As previously stated, the demand for teachers, especially elementary, is projected to increase over the next ten years. Of particular demand will be special education and minority teachers. As the nation continues to become more diversified, teachers of all races and nationalities, as well as educators who are bi-lingual, will become increasingly important. As a result, specialized teachers will experience a marked increase in benefits as the demand for their skills surge. Overall, elementary teachers can expect more diversified benefits packages as new jobs emerge in the employment market.
Supply and demand drive the employment sector. As a result, more jobs and fewer teachers will lead to an increase in overall benefits packages. This does not always simply mean higher salaries, although that will continue to be the way many teachers are successfully recruited. Other benefits can be as, if not more, important as young teachers emerge in the work force. These benefits may include:
- Tuition reimbursement for continuing education
- Student loan forgiveness
- Signing and performance bonuses
- Better health care programs
- Increased pensions
Although these benefits are important as teachers try to support and protect themselves in an increasingly unstable economy, one of the biggest benefits teachers will continue to receive are the feelings of significance and fulfillment that accompany the profession. As Henry Brooks Adams said, “A teacher affects eternity; he can never tell where his influence stops.” Teachers teach because they are called to the profession. As a result, the job itself often provides intangible benefits that cannot be included in any package. In addition, the increased demand for quality teachers will lead to a level of job security that is enjoyed by very few other professions. There will always be educational needs, which means there will always be a demand for teachers. As more and more importance is placed on early education, that demand will increase even more.
The Importance of Early Education:

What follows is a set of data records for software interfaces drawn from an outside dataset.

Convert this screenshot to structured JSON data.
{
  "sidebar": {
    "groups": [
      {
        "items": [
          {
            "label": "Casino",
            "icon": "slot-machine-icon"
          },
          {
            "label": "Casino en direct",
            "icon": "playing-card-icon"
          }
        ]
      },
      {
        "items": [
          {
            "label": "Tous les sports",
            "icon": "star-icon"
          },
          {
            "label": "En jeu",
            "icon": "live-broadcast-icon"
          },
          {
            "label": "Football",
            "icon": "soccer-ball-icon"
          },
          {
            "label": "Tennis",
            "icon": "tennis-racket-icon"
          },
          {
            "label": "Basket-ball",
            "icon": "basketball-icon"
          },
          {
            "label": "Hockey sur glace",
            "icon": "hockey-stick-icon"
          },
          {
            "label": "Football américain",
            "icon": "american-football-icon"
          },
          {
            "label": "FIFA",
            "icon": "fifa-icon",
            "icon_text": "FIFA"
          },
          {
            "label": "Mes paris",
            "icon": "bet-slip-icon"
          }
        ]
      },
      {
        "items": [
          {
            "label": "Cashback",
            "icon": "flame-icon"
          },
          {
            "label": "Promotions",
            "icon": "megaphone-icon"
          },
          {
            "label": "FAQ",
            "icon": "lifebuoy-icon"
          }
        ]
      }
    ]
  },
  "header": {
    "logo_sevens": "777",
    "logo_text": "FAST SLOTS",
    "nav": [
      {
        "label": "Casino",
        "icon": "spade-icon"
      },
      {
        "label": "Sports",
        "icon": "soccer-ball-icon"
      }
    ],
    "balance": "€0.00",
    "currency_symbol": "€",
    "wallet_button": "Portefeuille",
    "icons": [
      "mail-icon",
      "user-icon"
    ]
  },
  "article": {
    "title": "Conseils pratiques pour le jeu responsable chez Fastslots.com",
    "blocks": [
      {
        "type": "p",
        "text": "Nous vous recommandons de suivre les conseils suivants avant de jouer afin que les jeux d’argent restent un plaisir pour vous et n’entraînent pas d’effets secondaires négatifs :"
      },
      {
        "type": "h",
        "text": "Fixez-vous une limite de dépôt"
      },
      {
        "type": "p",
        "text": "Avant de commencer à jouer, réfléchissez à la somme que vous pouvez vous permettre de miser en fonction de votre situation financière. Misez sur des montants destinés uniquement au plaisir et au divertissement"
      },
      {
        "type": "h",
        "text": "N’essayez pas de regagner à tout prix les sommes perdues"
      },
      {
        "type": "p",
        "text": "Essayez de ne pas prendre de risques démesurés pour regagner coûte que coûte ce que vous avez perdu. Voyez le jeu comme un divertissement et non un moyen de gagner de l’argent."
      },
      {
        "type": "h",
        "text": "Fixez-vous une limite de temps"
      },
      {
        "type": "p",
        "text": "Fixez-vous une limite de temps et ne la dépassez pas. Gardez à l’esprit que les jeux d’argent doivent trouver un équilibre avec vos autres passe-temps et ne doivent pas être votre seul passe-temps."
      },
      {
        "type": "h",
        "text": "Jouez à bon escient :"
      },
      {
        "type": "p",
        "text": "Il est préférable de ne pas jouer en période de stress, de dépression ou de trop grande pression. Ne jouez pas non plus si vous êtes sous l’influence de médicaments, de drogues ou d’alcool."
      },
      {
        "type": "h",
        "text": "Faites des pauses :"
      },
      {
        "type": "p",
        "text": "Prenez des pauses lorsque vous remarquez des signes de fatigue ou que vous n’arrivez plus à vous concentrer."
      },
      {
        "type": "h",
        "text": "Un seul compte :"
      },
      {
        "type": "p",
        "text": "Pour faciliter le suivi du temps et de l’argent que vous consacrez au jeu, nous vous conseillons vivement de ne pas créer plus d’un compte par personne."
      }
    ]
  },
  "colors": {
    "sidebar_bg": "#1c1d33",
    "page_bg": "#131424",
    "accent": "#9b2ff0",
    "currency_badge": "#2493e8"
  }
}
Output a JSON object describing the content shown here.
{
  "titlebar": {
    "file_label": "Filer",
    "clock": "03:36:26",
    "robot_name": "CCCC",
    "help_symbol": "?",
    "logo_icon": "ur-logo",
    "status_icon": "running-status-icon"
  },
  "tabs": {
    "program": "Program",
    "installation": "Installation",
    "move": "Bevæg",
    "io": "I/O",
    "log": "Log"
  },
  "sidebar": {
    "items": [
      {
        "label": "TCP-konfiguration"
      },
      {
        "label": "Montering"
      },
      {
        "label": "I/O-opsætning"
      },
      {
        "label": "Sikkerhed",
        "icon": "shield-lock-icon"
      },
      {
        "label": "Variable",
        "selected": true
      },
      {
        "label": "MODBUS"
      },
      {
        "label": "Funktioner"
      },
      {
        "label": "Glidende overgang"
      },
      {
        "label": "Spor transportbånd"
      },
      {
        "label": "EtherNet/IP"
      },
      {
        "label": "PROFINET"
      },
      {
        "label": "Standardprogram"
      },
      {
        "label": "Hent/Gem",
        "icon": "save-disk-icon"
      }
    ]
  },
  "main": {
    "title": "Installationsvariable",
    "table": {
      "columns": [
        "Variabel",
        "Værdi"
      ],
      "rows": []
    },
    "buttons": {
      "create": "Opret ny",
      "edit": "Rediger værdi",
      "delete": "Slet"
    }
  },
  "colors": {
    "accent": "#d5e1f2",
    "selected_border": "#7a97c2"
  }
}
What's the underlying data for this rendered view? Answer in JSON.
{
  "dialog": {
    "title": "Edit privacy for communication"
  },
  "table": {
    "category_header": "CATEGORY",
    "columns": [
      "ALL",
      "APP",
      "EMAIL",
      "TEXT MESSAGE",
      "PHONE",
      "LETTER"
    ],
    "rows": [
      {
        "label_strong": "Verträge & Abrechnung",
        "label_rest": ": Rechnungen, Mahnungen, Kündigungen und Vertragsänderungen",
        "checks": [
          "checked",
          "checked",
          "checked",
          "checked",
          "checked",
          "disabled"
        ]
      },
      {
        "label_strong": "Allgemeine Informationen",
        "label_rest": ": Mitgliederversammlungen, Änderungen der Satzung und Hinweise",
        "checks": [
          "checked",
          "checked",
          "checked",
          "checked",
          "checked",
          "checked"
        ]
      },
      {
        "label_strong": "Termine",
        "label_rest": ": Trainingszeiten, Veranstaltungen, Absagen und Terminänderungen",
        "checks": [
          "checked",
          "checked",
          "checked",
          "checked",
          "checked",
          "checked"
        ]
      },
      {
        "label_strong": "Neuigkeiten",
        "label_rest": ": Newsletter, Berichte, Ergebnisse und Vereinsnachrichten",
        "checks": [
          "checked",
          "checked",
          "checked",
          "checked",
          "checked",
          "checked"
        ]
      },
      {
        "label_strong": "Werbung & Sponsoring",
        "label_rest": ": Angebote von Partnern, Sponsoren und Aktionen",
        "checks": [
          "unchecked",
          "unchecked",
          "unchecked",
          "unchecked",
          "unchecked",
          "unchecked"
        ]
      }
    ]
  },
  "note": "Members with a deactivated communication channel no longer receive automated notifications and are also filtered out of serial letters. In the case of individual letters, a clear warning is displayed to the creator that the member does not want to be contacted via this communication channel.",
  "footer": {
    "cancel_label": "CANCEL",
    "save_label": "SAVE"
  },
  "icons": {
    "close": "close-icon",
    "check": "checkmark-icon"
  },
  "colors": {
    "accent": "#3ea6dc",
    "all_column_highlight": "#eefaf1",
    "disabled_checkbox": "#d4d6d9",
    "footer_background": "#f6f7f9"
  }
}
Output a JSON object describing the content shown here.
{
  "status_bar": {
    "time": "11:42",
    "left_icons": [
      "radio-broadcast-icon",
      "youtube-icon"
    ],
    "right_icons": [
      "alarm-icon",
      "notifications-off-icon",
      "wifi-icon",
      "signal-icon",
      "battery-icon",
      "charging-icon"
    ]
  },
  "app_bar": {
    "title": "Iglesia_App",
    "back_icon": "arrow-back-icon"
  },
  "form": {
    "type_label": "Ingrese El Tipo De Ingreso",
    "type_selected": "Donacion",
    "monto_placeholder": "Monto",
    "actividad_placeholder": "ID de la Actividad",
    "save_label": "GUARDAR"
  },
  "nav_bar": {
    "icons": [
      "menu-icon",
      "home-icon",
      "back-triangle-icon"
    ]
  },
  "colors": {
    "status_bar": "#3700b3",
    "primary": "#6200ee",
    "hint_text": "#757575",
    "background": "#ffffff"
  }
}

Studies conducted by the NAEYC have shown that several benefits are associated with quality early education. Among these are:
- Greater likelihood of graduating from high school
- Decrease in behavior problems throughout a child’s school career
- Decreased likelihood of criminal activity in later years
- Longer attention spans and overall better retention of information
- Improved social skills
- Decrease in the need for special education programs later in school
- Overall increased grades
These benefits underscore the need for focused attention on providing all children with the educational start they need. Continual funding for early childhood education is vital to the development of intelligent, socially competent individuals. This funding will continue to provide job security for elementary teachers. According to the National Education Association (NEA), President Obama’s recently released budget proposal for FY2015 includes a 1.9 percent increase for education from the FY2014 level passed by Congress. In addition, the budget requests a fully paid for, $56 billion Opportunity, Growth, and Security Initiative over and above the FY15 funding levels. Split evenly between defense and non-defense discretionary (NDD) funding, and to be funded with a proposed balanced package of spending cuts and closed tax loopholes, the additional $28 billion for NDD would help ease the damage of sequestration, as well as provide funding for other priorities such as early childhood education.